Student success and workforce development are two of the themes that University of Nebraska at Omaha (UNO) Chancellor Joanne Li emphasizes when she talks about the school’s responsibilities to the community it serves.
Li, who became UNO’s 16th chancellor in 2021, has joined the Omaha Branch Board of Directors this year. She leads Omaha’s only four-year public research university. It is one of four campuses in the University of Nebraska System.
“My job is to set the vision and mission for the university,” Li said, noting that her role ranges from ensuring an atmosphere of academic achievement to guiding strategy, recruitment, fundraising and community engagement. “UNO’s vision is to advance social mobility for all members of our community.”
To that end, she said, the university recognizes that “student success and workforce development are interlocking; one cannot exist without the other.”
She pointed out that first-generation college students make up 36% of UNO’s enrollment. It is common for students to have full-time or part-time jobs, and many students face some sort of economic challenge. “That is the current and future work force,” Li said. “We ask ourselves ‘What can we do to make their journey more efficient?’ We want every candidate to graduate from UNO gainfully employed. We want every student to cross that finish line and to feel like every part of their life has improved because they came here.”
Li came from Hong Kong to attend college in the United States, becoming the first in her family to attend college. She holds multiple degrees in finance, including a doctorate from Florida State University, along with an undergraduate minor in economics and holds the Chartered Financial Analyst® designation.
Before coming to UNO, Li was dean of the College of Business at Florida International University in Miami. She is the first woman of color to serve as UNO chancellor and the first Asian-American in the history of the University of Nebraska System to hold an executive leadership role.
She said that given her academic training and her interest in the economy, serving on the Bank’s Omaha Branch Board was a natural fit.
“Serving as a Reserve Bank director not only is a dream come true, but I also believe that through this opportunity I will be able to share some of my observations from higher education and provide some insight,” Li said.
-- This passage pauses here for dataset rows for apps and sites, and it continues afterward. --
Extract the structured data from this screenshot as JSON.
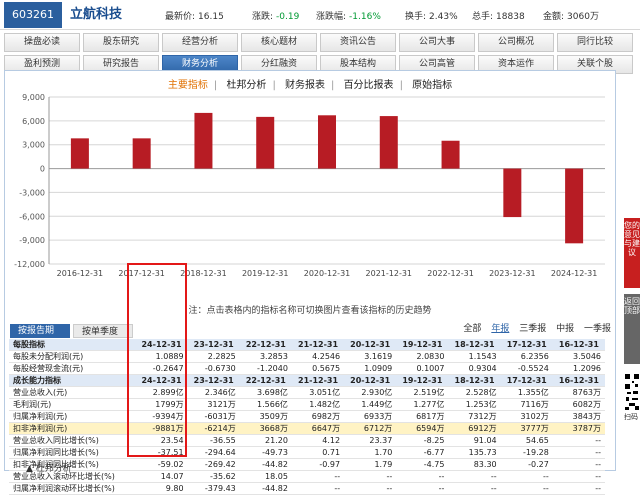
{
  "stock": {
    "code": "603261",
    "name": "立航科技",
    "fields": [
      {
        "label": "最新价:",
        "value": "16.15",
        "green": false
      },
      {
        "label": "涨跌:",
        "value": "-0.19",
        "green": true
      },
      {
        "label": "涨跌幅:",
        "value": "-1.16%",
        "green": true
      },
      {
        "label": "换手:",
        "value": "2.43%",
        "green": false
      },
      {
        "label": "总手:",
        "value": "18838",
        "green": false
      },
      {
        "label": "金额:",
        "value": "3060万",
        "green": false
      }
    ]
  },
  "tabs": {
    "row1": [
      "操盘必读",
      "股东研究",
      "经营分析",
      "核心题材",
      "资讯公告",
      "公司大事",
      "公司概况",
      "同行比较"
    ],
    "row2": [
      "盈利预测",
      "研究报告",
      "财务分析",
      "分红融资",
      "股本结构",
      "公司高管",
      "资本运作",
      "关联个股"
    ],
    "active": "财务分析"
  },
  "subnav": {
    "items": [
      "主要指标",
      "杜邦分析",
      "财务报表",
      "百分比报表",
      "原始指标"
    ],
    "active": "主要指标"
  },
  "chart_data": {
    "type": "bar",
    "categories": [
      "2016-12-31",
      "2017-12-31",
      "2018-12-31",
      "2019-12-31",
      "2020-12-31",
      "2021-12-31",
      "2022-12-31",
      "2023-12-31",
      "2024-12-31"
    ],
    "values": [
      3800,
      3800,
      7000,
      6500,
      6700,
      6600,
      3500,
      -6100,
      -9400
    ],
    "y_ticks": [
      "9,000",
      "6,000",
      "3,000",
      "0",
      "-3,000",
      "-6,000",
      "-9,000",
      "-12,000"
    ],
    "ylim": [
      -12000,
      9000
    ],
    "color": "#b71c24",
    "grid": true
  },
  "hint": "注：点击表格内的指标名称可切换图片查看该指标的历史趋势",
  "buttons": {
    "by_period": "按报告期",
    "by_single": "按单季度"
  },
  "filters": {
    "items": [
      "全部",
      "年报",
      "三季报",
      "中报",
      "一季报"
    ],
    "selected": "年报"
  },
  "table": {
    "rows": [
      {
        "type": "sec",
        "cells": [
          "每股指标",
          "24-12-31",
          "23-12-31",
          "22-12-31",
          "21-12-31",
          "20-12-31",
          "19-12-31",
          "18-12-31",
          "17-12-31",
          "16-12-31"
        ]
      },
      {
        "type": "row",
        "cells": [
          "每股未分配利润(元)",
          "1.0889",
          "2.2825",
          "3.2853",
          "4.2546",
          "3.1619",
          "2.0830",
          "1.1543",
          "6.2356",
          "3.5046"
        ]
      },
      {
        "type": "row",
        "cells": [
          "每股经营现金流(元)",
          "-0.2647",
          "-0.6730",
          "-1.2040",
          "0.5675",
          "1.0909",
          "0.1007",
          "0.9304",
          "-0.5524",
          "1.2096"
        ]
      },
      {
        "type": "sec",
        "cells": [
          "成长能力指标",
          "24-12-31",
          "23-12-31",
          "22-12-31",
          "21-12-31",
          "20-12-31",
          "19-12-31",
          "18-12-31",
          "17-12-31",
          "16-12-31"
        ]
      },
      {
        "type": "row",
        "cells": [
          "营业总收入(元)",
          "2.899亿",
          "2.346亿",
          "3.698亿",
          "3.051亿",
          "2.930亿",
          "2.519亿",
          "2.528亿",
          "1.355亿",
          "8763万"
        ]
      },
      {
        "type": "row",
        "cells": [
          "毛利润(元)",
          "1799万",
          "3121万",
          "1.566亿",
          "1.482亿",
          "1.449亿",
          "1.277亿",
          "1.253亿",
          "7116万",
          "6082万"
        ]
      },
      {
        "type": "row",
        "cells": [
          "归属净利润(元)",
          "-9394万",
          "-6031万",
          "3509万",
          "6982万",
          "6933万",
          "6817万",
          "7312万",
          "3102万",
          "3843万"
        ]
      },
      {
        "type": "hl",
        "cells": [
          "扣非净利润(元)",
          "-9881万",
          "-6214万",
          "3668万",
          "6647万",
          "6712万",
          "6594万",
          "6912万",
          "3777万",
          "3787万"
        ]
      },
      {
        "type": "row",
        "cells": [
          "营业总收入同比增长(%)",
          "23.54",
          "-36.55",
          "21.20",
          "4.12",
          "23.37",
          "-8.25",
          "91.04",
          "54.65",
          "--"
        ]
      },
      {
        "type": "row",
        "cells": [
          "归属净利润同比增长(%)",
          "-37.51",
          "-294.64",
          "-49.73",
          "0.71",
          "1.70",
          "-6.77",
          "135.73",
          "-19.28",
          "--"
        ]
      },
      {
        "type": "row",
        "cells": [
          "扣非净利润同比增长(%)",
          "-59.02",
          "-269.42",
          "-44.82",
          "-0.97",
          "1.79",
          "-4.75",
          "83.30",
          "-0.27",
          "--"
        ]
      },
      {
        "type": "row",
        "cells": [
          "营业总收入滚动环比增长(%)",
          "14.07",
          "-35.62",
          "18.05",
          "--",
          "--",
          "--",
          "--",
          "--",
          "--"
        ]
      },
      {
        "type": "row",
        "cells": [
          "归属净利润滚动环比增长(%)",
          "9.80",
          "-379.43",
          "-44.82",
          "--",
          "--",
          "--",
          "--",
          "--",
          "--"
        ]
      }
    ]
  },
  "sidebar": {
    "feedback": "您的意见与建议",
    "back_top": "返回顶部",
    "scan": "扫码"
  },
  "bottom": {
    "title": "杜邦分析"
  }
}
Part of that insight, she said, is the understanding that higher education alone cannot fully address the current and future labor needs across all industries and institutions. The exchange of ideas with peers will be helpful in shaping solutions.
“Collaborating and listening to information from other industry leaders on the Board is tremendously important to me as someone who leads the university and tries to solve real problems for the community,” Li said. “What I would love to take away from this is the ability to connect these thoughts in a way that helps us solve the problems facing employers and the economy.”
Learn more about Ms. Li here.